- 24. Most every other number seemed to favor the Nuggets, but a 24-13 deficit in the turnover department was their undoing. Give the Bucks credit--their small, swarming lineup forced plenty of those, but there were also way too many bad and fumbled passes from the Nuggets.
- +17. The Nuggets had a huge edge on the boards, 48-31, due in large part to the bigger lineup they were fielding much of the night. Still, they only beat the Bucks 15-14 on the offensive boards and a number of those Buck boards were crucial reloads late in the game that allowed them to stay ahead.
- .507/.400/.833. The Nuggets put up terrific numbers shooting the ball,and yet it still wasn't enough.
Ramonster. Skiles wisely gave Sessions the bulk of the PG minutes tonight, though he also used plenty of the Ridnour/Sessions backcourt we've seen much of the season. You never know what to expect from Skiles' lineups, but let's hope that this is his way of acknowledging Sessions' rightful claim on the starting spot.

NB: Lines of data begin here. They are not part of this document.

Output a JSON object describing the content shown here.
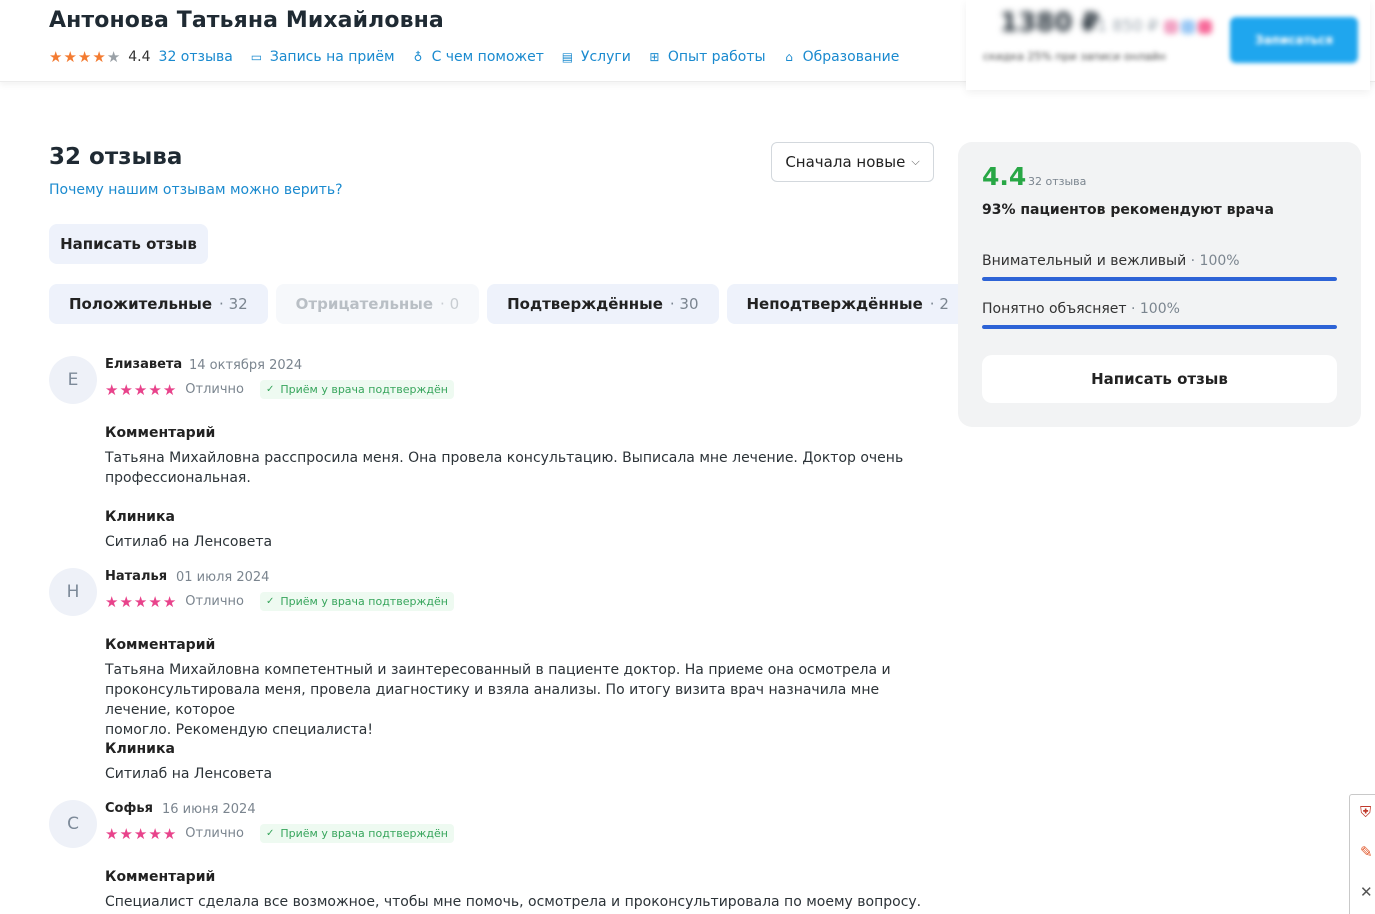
{
  "header": {
    "doctor_name": "Антонова Татьяна Михайловна",
    "rating": "4.4",
    "rating_stars": 4.4,
    "nav": [
      {
        "label": "32 отзыва",
        "icon": ""
      },
      {
        "label": "Запись на приём",
        "icon": "calendar-icon"
      },
      {
        "label": "С чем поможет",
        "icon": "stethoscope-icon"
      },
      {
        "label": "Услуги",
        "icon": "document-icon"
      },
      {
        "label": "Опыт работы",
        "icon": "medical-case-icon"
      },
      {
        "label": "Образование",
        "icon": "graduation-cap-icon"
      }
    ],
    "accent_color": "#1a8acf"
  },
  "promo": {
    "price": "1380 ₽",
    "price_old": "1 850 ₽",
    "note": "скидка 25% при записи онлайн",
    "button_label": "Записаться"
  },
  "reviews": {
    "title": "32 отзыва",
    "trust_link": "Почему нашим отзывам можно верить?",
    "sort_label": "Сначала новые",
    "write_button": "Написать отзыв",
    "filters": [
      {
        "label": "Положительные",
        "count": "· 32",
        "disabled": false
      },
      {
        "label": "Отрицательные",
        "count": "· 0",
        "disabled": true
      },
      {
        "label": "Подтверждённые",
        "count": "· 30",
        "disabled": false
      },
      {
        "label": "Неподтверждённые",
        "count": "· 2",
        "disabled": false
      }
    ],
    "items": [
      {
        "initial": "Е",
        "name": "Елизавета",
        "date": "14 октября 2024",
        "stars": 5,
        "verdict": "Отлично",
        "badge": "Приём у врача подтверждён",
        "comment_label": "Комментарий",
        "comment_lines": [
          "Татьяна Михайловна расспросила меня. Она провела консультацию. Выписала мне лечение. Доктор очень",
          "профессиональная."
        ],
        "clinic_label": "Клиника",
        "clinic": "Ситилаб на Ленсовета"
      },
      {
        "initial": "Н",
        "name": "Наталья",
        "date": "01 июля 2024",
        "stars": 5,
        "verdict": "Отлично",
        "badge": "Приём у врача подтверждён",
        "comment_label": "Комментарий",
        "comment_lines": [
          "Татьяна Михайловна компетентный и заинтересованный в пациенте доктор. На приеме она осмотрела и",
          "проконсультировала меня, провела диагностику и взяла анализы. По итогу визита врач назначила мне лечение, которое",
          "помогло. Рекомендую специалиста!"
        ],
        "clinic_label": "Клиника",
        "clinic": "Ситилаб на Ленсовета"
      },
      {
        "initial": "С",
        "name": "Софья",
        "date": "16 июня 2024",
        "stars": 5,
        "verdict": "Отлично",
        "badge": "Приём у врача подтверждён",
        "comment_label": "Комментарий",
        "comment_lines": [
          "Специалист сделала все возможное, чтобы мне помочь, осмотрела и проконсультировала по моему вопросу. По итогу мне"
        ],
        "clinic_label": "",
        "clinic": ""
      }
    ]
  },
  "summary": {
    "rating": "4.4",
    "count": "32 отзыва",
    "recommend": "93% пациентов рекомендуют врача",
    "metrics": [
      {
        "label": "Внимательный и вежливый",
        "pct_text": "· 100%",
        "pct": 100
      },
      {
        "label": "Понятно объясняет",
        "pct_text": "· 100%",
        "pct": 100
      }
    ],
    "write_button": "Написать отзыв",
    "rating_color": "#28a745",
    "bar_color": "#2d63d6"
  }
}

- Godzillanueva. Though he'll likely face a game or two suspension for his antics against the Cavs on Friday, Villanueva made the most of the league office not being open on the weekend to post his second big night in a row. PLEASE Sen. Kohl, don't let him go for nothing. (and props to pasting_monkey over at RealGM for that nickname)

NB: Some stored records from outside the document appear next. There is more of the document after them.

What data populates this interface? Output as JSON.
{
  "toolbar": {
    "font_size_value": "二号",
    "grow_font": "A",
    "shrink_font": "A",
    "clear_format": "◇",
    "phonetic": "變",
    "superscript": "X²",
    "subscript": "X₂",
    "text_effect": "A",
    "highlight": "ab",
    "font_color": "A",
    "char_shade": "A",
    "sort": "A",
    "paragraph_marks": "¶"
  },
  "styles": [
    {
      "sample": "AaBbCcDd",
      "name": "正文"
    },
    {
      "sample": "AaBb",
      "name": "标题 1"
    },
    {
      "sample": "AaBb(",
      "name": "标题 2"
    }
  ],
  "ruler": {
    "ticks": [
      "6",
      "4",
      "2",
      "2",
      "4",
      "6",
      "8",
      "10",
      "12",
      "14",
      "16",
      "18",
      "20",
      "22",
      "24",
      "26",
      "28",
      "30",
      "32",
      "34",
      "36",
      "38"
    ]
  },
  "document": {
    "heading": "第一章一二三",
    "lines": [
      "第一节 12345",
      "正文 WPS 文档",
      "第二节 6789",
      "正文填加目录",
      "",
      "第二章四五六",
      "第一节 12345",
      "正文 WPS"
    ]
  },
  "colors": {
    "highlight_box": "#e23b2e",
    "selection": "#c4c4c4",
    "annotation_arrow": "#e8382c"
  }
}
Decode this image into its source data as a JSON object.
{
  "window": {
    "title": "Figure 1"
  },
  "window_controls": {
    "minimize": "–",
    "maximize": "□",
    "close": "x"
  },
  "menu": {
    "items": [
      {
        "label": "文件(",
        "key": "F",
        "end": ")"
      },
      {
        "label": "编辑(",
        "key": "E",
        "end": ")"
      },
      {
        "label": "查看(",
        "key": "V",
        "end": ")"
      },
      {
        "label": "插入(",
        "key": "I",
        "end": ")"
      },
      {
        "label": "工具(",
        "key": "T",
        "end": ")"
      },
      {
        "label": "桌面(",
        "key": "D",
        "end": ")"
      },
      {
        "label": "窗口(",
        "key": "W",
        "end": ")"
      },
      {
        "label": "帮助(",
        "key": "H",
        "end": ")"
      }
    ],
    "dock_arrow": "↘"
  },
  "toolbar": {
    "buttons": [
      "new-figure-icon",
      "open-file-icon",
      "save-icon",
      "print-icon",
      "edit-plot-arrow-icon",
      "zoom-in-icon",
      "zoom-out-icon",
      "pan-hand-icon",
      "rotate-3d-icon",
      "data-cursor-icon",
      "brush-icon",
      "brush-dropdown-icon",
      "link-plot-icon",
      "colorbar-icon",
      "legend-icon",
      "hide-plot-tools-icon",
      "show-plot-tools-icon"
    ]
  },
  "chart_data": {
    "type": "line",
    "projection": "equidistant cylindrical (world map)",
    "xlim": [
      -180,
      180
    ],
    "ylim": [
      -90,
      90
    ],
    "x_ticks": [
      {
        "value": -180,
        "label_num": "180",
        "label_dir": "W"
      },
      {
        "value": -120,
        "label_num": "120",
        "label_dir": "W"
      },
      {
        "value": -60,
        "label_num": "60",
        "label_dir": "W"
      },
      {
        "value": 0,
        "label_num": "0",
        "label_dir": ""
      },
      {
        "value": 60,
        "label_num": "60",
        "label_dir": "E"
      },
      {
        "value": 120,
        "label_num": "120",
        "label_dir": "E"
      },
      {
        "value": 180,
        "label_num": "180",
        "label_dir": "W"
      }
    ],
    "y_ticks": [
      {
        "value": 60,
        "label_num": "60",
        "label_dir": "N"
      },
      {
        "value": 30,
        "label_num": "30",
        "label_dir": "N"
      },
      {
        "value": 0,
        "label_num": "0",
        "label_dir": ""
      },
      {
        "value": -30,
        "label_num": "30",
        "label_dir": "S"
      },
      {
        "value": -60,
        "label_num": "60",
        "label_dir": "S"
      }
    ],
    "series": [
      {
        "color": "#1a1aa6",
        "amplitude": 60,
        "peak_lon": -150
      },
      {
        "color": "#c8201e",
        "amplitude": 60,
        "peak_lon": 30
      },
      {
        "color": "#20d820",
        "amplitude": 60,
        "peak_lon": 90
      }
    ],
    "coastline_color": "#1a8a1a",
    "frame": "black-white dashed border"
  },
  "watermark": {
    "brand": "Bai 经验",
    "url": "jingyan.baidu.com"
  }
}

Little guys. I can't say I like small ball lineups as much as Scott Skiles does, but maybe there's a reason he's a successful NBA coach and I'm merely a blogger. Skiles conceded the glass for much of the night, but his microlineups made up for it with harassing defense that caused 24 turnovers and plenty of transition opportunities. OK, so the Nuggets did the Bucks plenty of favors, but this is the section where I say nice things about the Bucks, mmkay?

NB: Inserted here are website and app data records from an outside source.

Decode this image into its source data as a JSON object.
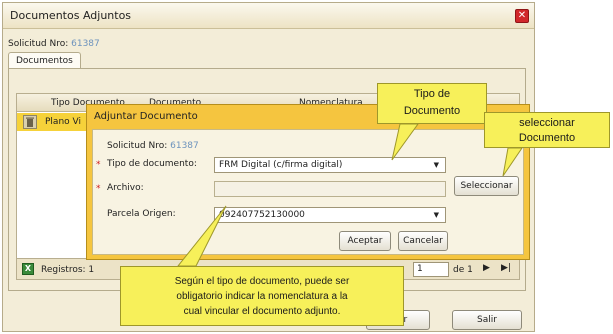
{
  "window": {
    "title": "Documentos Adjuntos",
    "solicitud_label": "Solicitud Nro:",
    "solicitud_number": "61387",
    "tab_label": "Documentos",
    "close_icon": "close-icon"
  },
  "grid": {
    "headers": [
      "Tipo Documento",
      "Documento",
      "Nomenclatura"
    ],
    "row": {
      "tipo": "Plano Vi"
    },
    "registros": "Registros: 1",
    "page_prefix": "Pág",
    "page_value": "1",
    "page_of": "de 1"
  },
  "buttons": {
    "adjuntar_partial": "ntar",
    "salir": "Salir"
  },
  "dialog": {
    "title": "Adjuntar Documento",
    "solicitud_label": "Solicitud Nro:",
    "solicitud_number": "61387",
    "tipo_label": "Tipo de documento:",
    "tipo_value": "FRM Digital (c/firma digital)",
    "archivo_label": "Archivo:",
    "seleccionar_label": "Seleccionar",
    "parcela_label": "Parcela Origen:",
    "parcela_value": "092407752130000",
    "aceptar_label": "Aceptar",
    "cancelar_label": "Cancelar"
  },
  "callouts": {
    "tipo_line1": "Tipo de",
    "tipo_line2": "Documento",
    "select_line1": "seleccionar",
    "select_line2": "Documento",
    "info_line1": "Según el tipo de documento, puede ser",
    "info_line2": "obligatorio indicar la nomenclatura a la",
    "info_line3": "cual vincular el documento adjunto."
  },
  "colors": {
    "dialog_header": "#f5c53f",
    "selected_row": "#f6d23a",
    "callout": "#f7f05a",
    "close_button": "#d1272a",
    "link_number": "#6d93bd"
  }
}
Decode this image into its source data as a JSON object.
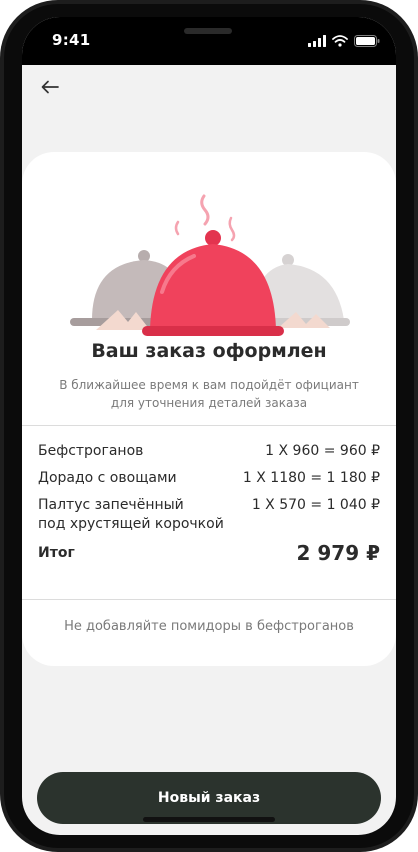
{
  "status_bar": {
    "time": "9:41",
    "icons": [
      "cellular-signal-icon",
      "wifi-icon",
      "battery-icon"
    ]
  },
  "nav": {
    "back_icon": "arrow-left-icon"
  },
  "order": {
    "illustration": "serving-cloches-illustration",
    "title": "Ваш заказ оформлен",
    "subtitle": "В ближайшее время к вам подойдёт официант для уточнения деталей заказа",
    "items": [
      {
        "name": "Бефстроганов",
        "price": "1 Х 960 = 960 ₽"
      },
      {
        "name": "Дорадо с овощами",
        "price": "1 Х 1180 = 1 180 ₽"
      },
      {
        "name": "Палтус запечённый\nпод хрустящей корочкой",
        "price": "1 Х 570 = 1 040 ₽"
      }
    ],
    "total_label": "Итог",
    "total_value": "2 979 ₽",
    "comment": "Не добавляйте помидоры в бефстроганов"
  },
  "actions": {
    "new_order": "Новый заказ"
  },
  "colors": {
    "accent_red": "#f0425c",
    "button_dark": "#2b332d",
    "background": "#f2f2f2",
    "card": "#ffffff"
  }
}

Slop. Among other flaws, the two teams put on a clinic of how not to pass the ball. Anthony Carter botched a four-on-one by passing it to a leaping Charlie Bell. The Nuggets threw another breakaway pass clear out of bounds. Richard Jefferson twice went airborne and passed the ball to a spot about 15 feet from the nearest Buck. And even when the ball was passed well, the Nuggets seemed eager to drop it out of bounds. To make matters worse, the officiating was inconsistent and the teams' constant fouling (63 combined fouls) prevented the game from ever getting into a nice rhythm.
Bird is the word. Chris Andersen worked out for the Bucks this summer before signing with his former team, as the Bucks eventually wound up with Francisco Elson. Damn, I wish that had worked out differently.
Though he's never going to be a big minute guy, Birdman has been terrific off the bench this year and showed his ability to change a game early in the fourth, swatting a series of shots while crashing the boards relentlessly to gain extra possessions. Six points, seven boards, and four blocks in 20 minutes might not jump out of the box score at you, but his impact was huge.
MIA CV. CV's disappearances are often the result of his own inconsistency, but tonight his brief absence wasn't his fault. Villanueva lit up the Nuggs for 21 points (8/10 fg) in his first 14 minutes, tough to top for everyone not named LeBron James. A little over a minute into the second CV picked up his second foul and headed to the bench for a well-deserved rest, but then curiously sat for the rest of the period as Joe Alexander got a rare extended look at PF.
Maybe Skiles was worried about Villanueva getting into foul trouble, but it seemed like an awfully conservative move given how utterly unstoppable Villanueva had been up to that point. Fortunately Skiles made up for it a bit by riding Villanueva for almost the entire second half, but I think I would have preferred a more normal sub pattern.